What is needed. Give the data again in full, without pictures.

Dataset rows describing interfaces
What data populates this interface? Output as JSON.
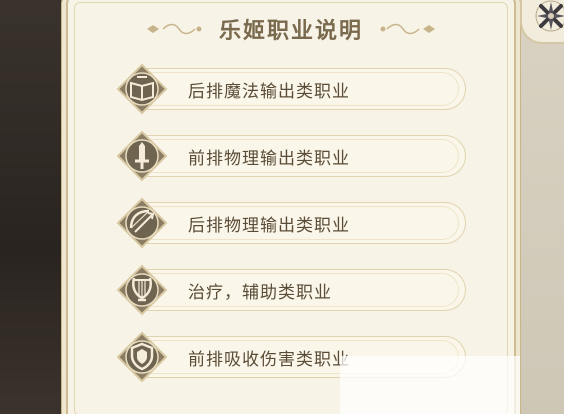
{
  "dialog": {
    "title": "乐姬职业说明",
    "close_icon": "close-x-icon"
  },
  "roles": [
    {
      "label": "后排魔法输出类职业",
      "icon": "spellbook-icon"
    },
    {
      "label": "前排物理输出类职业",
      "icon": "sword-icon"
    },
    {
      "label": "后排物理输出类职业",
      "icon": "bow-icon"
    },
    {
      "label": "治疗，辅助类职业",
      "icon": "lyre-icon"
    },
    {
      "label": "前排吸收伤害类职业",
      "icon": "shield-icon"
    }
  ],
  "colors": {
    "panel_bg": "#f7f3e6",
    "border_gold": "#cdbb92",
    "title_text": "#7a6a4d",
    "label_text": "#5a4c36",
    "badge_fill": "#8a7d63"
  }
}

Result for this task.
What data populates this interface? Output as JSON.
{
  "dialog": {
    "title": "乐姬职业说明",
    "close_icon": "close-x-icon"
  },
  "roles": [
    {
      "label": "后排魔法输出类职业",
      "icon": "spellbook-icon"
    },
    {
      "label": "前排物理输出类职业",
      "icon": "sword-icon"
    },
    {
      "label": "后排物理输出类职业",
      "icon": "bow-icon"
    },
    {
      "label": "治疗，辅助类职业",
      "icon": "lyre-icon"
    },
    {
      "label": "前排吸收伤害类职业",
      "icon": "shield-icon"
    }
  ],
  "colors": {
    "panel_bg": "#f7f3e6",
    "border_gold": "#cdbb92",
    "title_text": "#7a6a4d",
    "label_text": "#5a4c36",
    "badge_fill": "#8a7d63"
  }
}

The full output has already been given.